The State of Texas has upgraded the notorious Central American gang Mara Salvatrucha, otherwise known as MS-13, to a “Tier 1” level threat, according to a recent report from the Department of Public Safety.

The upgrade coincides with a sudden influx of illegal immigrants into the US, a surge particularly impacting the southern state which shares its extensive border with Mexico.

[ad]Texas’ Gang Threat Assessment “serves as the annual evaluation of the gang threat” and “provides a reliable overview of gang activity,” the report notes.

This year’s assessment, released last week, reveals how MS-13 has seen a steady increase in membership, a startling trend given the group’s ultra-violent nature.

“The threat from Mara Salvatrucha (MS-13) has increased since last year, resulting in the gang now being ranked in the Tier 1 category,” the assessment says. “MS-13 is a violent transnational gang whose presence in Texas is growing.”

The report links the rise of MS-13 directly to the 2014 border influx, which saw huge crowds of people from Honduras, El Salvador and Guatemala, as well as other nations, flood the US.

2015threatassess

“In 2014, Texas experienced a dramatic spike in illegal aliens crossing into the United States from Mexico and Central America,” the report states. “Among those who illegally cross the Texas-Mexico border are gang members and associates, including those associated with large transnational gangs such as Mara Salvatrucha (MS-13).”

2014threatassess

The report highlights at least two instances illustrating the group’s extremely violent nature:

• On September 15, 2014, the mutilated body of a 14-year-old middle school student was discovered in the woods near Houston after he was murdered with a machete. Initial information from the investigation indicates the victim was a U.S. citizen and an MS-13 member who was murdered after trying to leave the gang. In October 2014, a 14-year-old and three adult males were arrested and charged with murder in this case. The adult males are from El Salvador, and at least two are documented MS-13 gang members.

• In mid-August 2014, a 29-year-old 18th Street gang member was stabbed to death in Houston by a 16-year-old El Salvadoran member of MS-13. The victim suffered multiple stab wounds outside of a bar and was discovered a few days later in a bayou. According to investigators, the juvenile suspect revealed he illegally crossed into the U.S. in March 2014.

Local police on the border say they’re taking the report seriously and are vigilantly monitoring their towns for any signs of gang activity. MS-13 members can typically be spotted by an excessive amount of tattoos, most notably on their faces, which often prominently feature the number “13.”

“In Laredo, they stick out like a sore thumb,” Laredo Police Department Investigator Joe Baeza told KGNS news. “It’s kind of hard to miss a guy that has a number 13 on their forehead and mistake him just for a guy who is a big fan of tattoos and the number 13.”

Other Tier 1 level gangs in the state and their estimated memberships include the Texas Mexican Mafia (~4,700 members), Tango Blast and Tango cliques (~15,000 members), and the Texas Syndicate (~3,400 members). Current estimates put MS-13 membership at around 800 members spread throughout the state.

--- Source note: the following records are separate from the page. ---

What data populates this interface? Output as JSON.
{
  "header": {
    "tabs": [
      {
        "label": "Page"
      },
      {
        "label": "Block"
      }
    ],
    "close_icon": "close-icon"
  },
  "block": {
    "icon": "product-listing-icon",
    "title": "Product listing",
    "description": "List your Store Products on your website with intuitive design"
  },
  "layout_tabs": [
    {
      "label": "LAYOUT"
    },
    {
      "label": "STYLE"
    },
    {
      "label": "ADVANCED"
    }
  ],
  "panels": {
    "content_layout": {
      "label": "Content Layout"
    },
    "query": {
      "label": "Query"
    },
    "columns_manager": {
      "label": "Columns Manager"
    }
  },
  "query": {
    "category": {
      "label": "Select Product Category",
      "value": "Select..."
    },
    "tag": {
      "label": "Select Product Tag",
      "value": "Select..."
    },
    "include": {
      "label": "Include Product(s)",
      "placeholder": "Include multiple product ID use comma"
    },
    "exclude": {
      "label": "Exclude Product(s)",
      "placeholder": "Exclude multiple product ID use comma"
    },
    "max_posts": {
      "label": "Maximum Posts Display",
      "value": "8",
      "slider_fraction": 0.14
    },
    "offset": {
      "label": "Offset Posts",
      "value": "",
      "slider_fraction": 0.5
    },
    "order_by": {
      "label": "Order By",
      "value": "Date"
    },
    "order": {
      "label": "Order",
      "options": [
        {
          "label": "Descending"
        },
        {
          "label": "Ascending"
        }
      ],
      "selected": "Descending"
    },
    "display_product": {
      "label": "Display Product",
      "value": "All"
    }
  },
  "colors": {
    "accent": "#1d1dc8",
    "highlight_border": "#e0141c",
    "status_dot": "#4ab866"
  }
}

But MS-13 crimes aren’t limited to the state of Texas. Last year, Infowars documented the arrest of six illegal alien gang members in the northeastern state of Maryland, accused of beating and stabbing a homeless man to death.

Infowars has also documented how MS-13 and other violent gangs are actively recruiting new members who arrive in the US, capitalizing off the immigrant surge by swelling their ranks.

Tier 1 gangs, according to the assessment, “pose the greatest gang threat to Texas due to their relationships with Mexican cartels, high levels of transnational criminal activity, level of violence, and overall statewide presence.”

TX Gang Threat Assessment 2015


NEWSLETTER SIGN UP

Get the latest breaking news & specials from Alex Jones and the Infowars Crew.

Related Articles


Comments